Good morning Mr. Dave Hess,
We have some questions about Antarctica and how life is for you there. If you have time to answer these questions we will be very happy.
1. How is it to be in Antarctica?
It is cold, dry and windy here. The last few weeks the temperatures have been ranging from about 0F to -10F. The wind makes it feel much colder. The other morning when I got to work the wind chill was -62F, which is the coldest I have seen so far. It will continue to get colder as winter approaches.
2. Is it fun doing research about Antarctica?
I am not doing research, but I am working collecting data for scientists in the USA. I am working at a satellite tracking station, and presently the project is collecting data from 2 European satellites called ERS1 and ERS2. It is fun working here, and it certainly is a challenge.
3. Have you got some friends or a pet ?
I have made many new friends here. We cannot have pets here. The Antarctic Treaty has many rules to protect the fragile environment of Antarctica. One of the rules is to not import foreign species. They do not even allow dogs for sleds any more in Antarctica.
4. How started this project ?

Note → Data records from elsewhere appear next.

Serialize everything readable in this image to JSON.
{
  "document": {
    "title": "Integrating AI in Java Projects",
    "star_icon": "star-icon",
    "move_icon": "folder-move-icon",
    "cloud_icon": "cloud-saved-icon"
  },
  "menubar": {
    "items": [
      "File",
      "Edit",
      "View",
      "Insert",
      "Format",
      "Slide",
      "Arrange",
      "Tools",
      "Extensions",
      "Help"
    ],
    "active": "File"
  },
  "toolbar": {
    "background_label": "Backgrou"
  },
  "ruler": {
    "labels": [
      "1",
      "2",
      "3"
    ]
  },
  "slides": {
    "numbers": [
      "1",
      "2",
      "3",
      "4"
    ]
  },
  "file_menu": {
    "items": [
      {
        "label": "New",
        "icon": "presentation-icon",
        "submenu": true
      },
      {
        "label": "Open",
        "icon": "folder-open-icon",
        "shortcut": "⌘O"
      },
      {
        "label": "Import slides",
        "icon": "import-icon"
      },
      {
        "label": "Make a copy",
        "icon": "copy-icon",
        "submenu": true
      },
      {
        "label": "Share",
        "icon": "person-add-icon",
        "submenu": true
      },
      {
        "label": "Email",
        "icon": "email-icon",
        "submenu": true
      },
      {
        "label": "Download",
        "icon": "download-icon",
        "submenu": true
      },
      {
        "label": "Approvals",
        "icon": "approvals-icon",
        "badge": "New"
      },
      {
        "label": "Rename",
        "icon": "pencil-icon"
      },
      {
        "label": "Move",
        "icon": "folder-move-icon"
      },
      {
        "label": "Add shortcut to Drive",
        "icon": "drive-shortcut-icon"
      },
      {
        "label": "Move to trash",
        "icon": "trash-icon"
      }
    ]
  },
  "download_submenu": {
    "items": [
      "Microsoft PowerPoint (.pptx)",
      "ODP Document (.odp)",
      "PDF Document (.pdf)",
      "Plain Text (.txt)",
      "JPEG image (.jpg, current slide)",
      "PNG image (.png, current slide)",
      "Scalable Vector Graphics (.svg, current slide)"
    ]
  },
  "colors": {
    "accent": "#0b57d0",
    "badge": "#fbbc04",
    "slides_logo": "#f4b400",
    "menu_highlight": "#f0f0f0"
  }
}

The satellite tracking project I do at work started out of the necessity to gather data. Due to the nature of the orbits of the scientific satellites, we can gather more data here than if we were doing the same work in the USA. As to the email project I do for fun, I thought it would be fun for me as well as kids.
5. Have you got a family? Isn't it hard beeing so far away from them?
I have a wife Virginia, a son Zachary, a dog Roxie, and a cat Ebony. They are all back in the USA, and I miss them a lot. It is difficult for all of us to be apart. My family knew I wanted to come here, and I am thankful they are understanding. The last time I returned from here, our dog Roxie did not recognize me and was really growling and barking. Once she got close and smelled me, then she knew me.
6. Have you seen any penguins?
I have seen several of the Adelie penguins. We have taken many pictures, and Patti has placed some on the web pages at http://www.intercom.net/local/weeg/hess.html. I hope you can view them.
7. Have you dived into the water there?
NO! I have no plans to jump into the water here. I have met some scientists that SCUBA dive to do research. Matt, the friend that I work with, is a member of the Scott Base Polar Plungers. To join, all you have to do is jump in the water through a hole in the ice with no clothes.
8. How often do you get food and other things from US?
Best Regards from Nasbyparksskolan in Taby, Sweden.
Johan Gavlevik and Gustaf Mollefors
During the summer season, there are regular flights from Christchurch New Zealand, which is about 2300 miles to the north. The planes will bring people, supplies and mail. In late summer, a ship arrives with heavy cargo, and low priority items. In February the last plane left, and there will be no more flights until September. In years past, they would drop supplies in mid winter from a plane. This year, they say there is not enough money for the flight, so we do not get a treat of fresh food and mail in the winter. Hope to hear from you soon.
Thanks for writing,
David Hess NK3T